My task: To research document similarity techniques.
Similarity is the measure of how much alike two data objects are. Similarity in a data mining context is usually described as a distance with dimensions representing features of the objects. If this distance is small, there will be high degree of similarity; if a distance is large, there will be low degree of similarity. Document similarity is the distance between documents.
Similarity is measured in the range 0 to 1 [0,1]. If the two objects in question are X and Y,
- Similarity = 1, means X = Y
- Similarity =0, means X ≠ Y.
Usually, documents treated as similar if they are semantically close and describe similar concepts. On the other hand, “similarity” can be used in the context of duplicate detection.
The text2vec package provides 2 set of functions for measuring various distances/similarity in a unified way. All methods are written with special attention to computational performance and memory efficiency. This package includes:
***Note: Methods have suffix
2 in their names because in contrast to base
dist() function they work with two matrices instead of one.
The five most popular methods for detecting similarity measures are:
- Euclidean distance
- Cosine similarity
- Manhattan distance
- Minkowski distance
- Jaccard similarity
I talked about Euclidean distance in the last blog post.

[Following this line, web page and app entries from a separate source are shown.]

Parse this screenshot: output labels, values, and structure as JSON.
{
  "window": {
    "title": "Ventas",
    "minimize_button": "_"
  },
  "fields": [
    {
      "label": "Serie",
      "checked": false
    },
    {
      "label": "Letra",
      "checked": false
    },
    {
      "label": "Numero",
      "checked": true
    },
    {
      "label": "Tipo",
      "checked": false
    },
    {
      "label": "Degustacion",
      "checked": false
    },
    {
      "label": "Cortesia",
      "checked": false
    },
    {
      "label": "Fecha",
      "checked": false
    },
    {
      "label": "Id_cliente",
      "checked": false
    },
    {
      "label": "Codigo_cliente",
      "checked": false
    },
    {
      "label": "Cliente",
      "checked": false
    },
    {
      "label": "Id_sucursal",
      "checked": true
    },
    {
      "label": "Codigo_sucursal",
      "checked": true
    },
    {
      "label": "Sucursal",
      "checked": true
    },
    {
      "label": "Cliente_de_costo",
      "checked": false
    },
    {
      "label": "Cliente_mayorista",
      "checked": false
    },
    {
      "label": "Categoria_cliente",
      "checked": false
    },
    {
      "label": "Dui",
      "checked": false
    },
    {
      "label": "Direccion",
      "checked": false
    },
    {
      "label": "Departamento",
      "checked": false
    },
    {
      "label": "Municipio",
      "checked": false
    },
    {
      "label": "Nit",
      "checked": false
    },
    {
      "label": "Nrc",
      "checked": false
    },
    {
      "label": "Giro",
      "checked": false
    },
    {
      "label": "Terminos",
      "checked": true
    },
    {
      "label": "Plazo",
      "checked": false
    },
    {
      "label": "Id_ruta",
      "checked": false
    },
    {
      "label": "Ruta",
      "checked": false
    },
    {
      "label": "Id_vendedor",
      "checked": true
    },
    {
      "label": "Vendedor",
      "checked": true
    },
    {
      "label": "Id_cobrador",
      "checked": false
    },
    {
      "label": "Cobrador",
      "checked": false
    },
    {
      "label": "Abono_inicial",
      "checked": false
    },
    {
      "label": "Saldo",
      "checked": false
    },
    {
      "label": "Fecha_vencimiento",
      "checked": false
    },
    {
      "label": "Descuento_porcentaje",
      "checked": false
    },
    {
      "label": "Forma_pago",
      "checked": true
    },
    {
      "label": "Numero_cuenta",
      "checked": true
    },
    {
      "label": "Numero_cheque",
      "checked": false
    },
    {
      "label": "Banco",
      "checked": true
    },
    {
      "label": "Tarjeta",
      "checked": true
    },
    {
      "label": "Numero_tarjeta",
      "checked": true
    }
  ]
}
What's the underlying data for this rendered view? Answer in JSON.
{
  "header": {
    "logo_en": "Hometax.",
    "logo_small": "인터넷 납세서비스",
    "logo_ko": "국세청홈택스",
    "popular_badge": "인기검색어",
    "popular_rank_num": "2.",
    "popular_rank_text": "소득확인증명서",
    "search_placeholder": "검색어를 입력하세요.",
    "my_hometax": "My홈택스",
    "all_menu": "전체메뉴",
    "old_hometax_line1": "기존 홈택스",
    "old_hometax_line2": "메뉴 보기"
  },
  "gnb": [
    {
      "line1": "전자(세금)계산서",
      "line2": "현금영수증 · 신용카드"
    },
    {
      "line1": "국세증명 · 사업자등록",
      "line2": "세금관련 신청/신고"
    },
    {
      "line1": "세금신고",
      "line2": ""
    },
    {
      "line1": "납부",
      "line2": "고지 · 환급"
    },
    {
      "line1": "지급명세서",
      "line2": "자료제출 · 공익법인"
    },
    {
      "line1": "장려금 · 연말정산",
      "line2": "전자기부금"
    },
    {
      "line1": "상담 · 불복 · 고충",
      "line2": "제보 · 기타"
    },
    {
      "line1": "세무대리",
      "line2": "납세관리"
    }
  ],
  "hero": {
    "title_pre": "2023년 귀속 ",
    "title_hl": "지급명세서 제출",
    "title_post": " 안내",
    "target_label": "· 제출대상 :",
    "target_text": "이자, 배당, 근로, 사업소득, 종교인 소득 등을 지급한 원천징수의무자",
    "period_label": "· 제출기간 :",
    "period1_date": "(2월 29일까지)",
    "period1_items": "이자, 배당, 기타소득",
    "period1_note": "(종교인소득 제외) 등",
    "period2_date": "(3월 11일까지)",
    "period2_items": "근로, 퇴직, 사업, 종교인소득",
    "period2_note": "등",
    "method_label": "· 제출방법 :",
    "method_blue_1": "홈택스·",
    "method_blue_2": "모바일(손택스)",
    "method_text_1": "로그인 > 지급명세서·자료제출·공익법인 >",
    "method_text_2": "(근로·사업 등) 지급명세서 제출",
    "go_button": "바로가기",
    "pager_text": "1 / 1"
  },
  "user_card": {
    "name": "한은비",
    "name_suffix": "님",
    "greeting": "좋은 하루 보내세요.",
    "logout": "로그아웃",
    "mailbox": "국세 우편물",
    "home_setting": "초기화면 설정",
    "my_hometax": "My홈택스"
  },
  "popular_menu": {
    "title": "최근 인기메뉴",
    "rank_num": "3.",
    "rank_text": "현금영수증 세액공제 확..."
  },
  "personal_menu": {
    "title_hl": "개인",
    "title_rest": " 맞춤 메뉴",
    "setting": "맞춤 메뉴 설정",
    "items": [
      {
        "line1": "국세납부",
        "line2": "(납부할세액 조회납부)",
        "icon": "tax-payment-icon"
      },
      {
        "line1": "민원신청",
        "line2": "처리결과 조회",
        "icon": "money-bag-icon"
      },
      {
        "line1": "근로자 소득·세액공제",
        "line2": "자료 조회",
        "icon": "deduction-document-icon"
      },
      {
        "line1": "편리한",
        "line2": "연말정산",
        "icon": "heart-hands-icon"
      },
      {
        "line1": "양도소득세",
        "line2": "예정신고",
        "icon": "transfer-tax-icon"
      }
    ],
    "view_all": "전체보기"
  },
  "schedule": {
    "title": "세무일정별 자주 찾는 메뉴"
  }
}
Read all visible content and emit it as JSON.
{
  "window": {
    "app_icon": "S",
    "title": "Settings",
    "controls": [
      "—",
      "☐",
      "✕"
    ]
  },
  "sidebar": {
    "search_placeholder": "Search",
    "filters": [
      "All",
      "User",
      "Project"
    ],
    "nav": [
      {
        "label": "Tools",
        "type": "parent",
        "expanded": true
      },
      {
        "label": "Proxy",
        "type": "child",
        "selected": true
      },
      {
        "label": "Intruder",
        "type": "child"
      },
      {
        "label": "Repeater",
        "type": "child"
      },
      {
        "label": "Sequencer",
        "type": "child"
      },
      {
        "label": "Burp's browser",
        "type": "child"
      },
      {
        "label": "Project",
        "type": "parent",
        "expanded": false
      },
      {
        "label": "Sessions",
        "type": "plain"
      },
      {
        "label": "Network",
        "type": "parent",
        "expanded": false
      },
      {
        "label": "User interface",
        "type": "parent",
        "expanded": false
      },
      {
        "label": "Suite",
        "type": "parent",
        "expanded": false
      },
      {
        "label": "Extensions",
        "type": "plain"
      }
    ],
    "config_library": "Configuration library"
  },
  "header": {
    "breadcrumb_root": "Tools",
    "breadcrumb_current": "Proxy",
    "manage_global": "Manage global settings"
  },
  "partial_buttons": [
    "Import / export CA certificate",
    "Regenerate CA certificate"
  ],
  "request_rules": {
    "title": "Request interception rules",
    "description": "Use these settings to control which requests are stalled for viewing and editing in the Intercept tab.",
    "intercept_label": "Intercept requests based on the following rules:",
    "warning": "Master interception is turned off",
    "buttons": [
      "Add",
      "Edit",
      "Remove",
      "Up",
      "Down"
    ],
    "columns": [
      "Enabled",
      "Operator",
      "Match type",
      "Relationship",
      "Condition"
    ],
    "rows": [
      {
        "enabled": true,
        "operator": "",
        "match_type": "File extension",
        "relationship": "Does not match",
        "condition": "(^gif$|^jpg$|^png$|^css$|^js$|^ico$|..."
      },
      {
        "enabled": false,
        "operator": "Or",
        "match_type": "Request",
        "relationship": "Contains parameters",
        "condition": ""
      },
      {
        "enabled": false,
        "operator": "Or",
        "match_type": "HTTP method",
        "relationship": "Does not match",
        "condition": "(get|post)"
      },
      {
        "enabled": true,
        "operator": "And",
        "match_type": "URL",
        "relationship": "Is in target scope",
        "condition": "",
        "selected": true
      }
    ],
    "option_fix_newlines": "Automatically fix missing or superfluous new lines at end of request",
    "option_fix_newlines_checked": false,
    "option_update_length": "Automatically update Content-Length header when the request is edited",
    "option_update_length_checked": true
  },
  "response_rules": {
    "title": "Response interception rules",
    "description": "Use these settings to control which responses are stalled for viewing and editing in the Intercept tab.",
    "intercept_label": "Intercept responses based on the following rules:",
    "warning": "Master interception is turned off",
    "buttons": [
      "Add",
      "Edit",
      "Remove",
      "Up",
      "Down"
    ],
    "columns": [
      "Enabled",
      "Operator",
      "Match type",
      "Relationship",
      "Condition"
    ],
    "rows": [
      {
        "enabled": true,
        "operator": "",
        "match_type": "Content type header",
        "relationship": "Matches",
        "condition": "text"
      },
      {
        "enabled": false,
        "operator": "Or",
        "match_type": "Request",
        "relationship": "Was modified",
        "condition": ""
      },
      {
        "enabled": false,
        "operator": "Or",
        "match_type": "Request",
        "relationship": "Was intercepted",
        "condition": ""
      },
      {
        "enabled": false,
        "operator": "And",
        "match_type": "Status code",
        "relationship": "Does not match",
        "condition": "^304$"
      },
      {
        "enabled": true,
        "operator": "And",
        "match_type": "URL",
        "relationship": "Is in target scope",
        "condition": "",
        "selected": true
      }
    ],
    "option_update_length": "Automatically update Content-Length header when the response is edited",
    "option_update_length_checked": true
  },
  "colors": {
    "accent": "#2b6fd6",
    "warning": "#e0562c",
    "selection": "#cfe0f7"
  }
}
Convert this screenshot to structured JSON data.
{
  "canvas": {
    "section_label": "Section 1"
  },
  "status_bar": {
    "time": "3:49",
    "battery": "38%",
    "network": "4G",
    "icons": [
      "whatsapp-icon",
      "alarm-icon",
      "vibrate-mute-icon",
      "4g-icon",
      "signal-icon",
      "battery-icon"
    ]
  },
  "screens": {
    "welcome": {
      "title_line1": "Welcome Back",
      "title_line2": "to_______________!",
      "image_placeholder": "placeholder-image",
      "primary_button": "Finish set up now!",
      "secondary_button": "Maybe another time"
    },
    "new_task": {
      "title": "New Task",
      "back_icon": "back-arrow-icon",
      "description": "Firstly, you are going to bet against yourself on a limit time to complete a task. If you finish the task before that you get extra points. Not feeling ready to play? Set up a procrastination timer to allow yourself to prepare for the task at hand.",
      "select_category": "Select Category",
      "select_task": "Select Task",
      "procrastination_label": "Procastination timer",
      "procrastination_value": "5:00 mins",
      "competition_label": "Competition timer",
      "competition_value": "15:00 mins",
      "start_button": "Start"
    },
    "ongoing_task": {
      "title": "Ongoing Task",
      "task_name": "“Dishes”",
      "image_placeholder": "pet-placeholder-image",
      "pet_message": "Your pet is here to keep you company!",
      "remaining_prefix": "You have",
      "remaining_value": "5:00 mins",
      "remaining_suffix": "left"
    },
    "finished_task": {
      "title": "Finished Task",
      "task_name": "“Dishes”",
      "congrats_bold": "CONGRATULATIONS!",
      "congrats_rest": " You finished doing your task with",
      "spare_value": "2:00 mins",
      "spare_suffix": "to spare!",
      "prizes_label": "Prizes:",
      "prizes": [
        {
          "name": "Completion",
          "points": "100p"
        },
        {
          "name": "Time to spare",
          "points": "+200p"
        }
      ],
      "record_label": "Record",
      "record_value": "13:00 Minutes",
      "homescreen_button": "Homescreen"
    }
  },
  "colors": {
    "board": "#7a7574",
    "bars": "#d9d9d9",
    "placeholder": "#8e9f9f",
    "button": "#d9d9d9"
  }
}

Cosine similarity is generally used as a metric for measuring distance when the magnitude of the vectors does not matter.
This happens for example when working with text data represented by word counts. We could assume that when a word (e.g. science) occurs more frequent in document 1 than it does in document 2, that document 1 is more related to the topic of science. However, it could also be the case that we are working with documents of uneven lengths (Wikipedia articles for example). Then, science probably occurred more in document 1 just because it was way longer than document 2. Cosine similarity corrects for this. Text data is the most typical example for when to use this metric. However, you might also want to apply cosine similarity to other cases where some properties of the instances make so that the weights might be larger without meaning anything different. Sensor values that were captured in various lengths (in time) between instances could be such an example.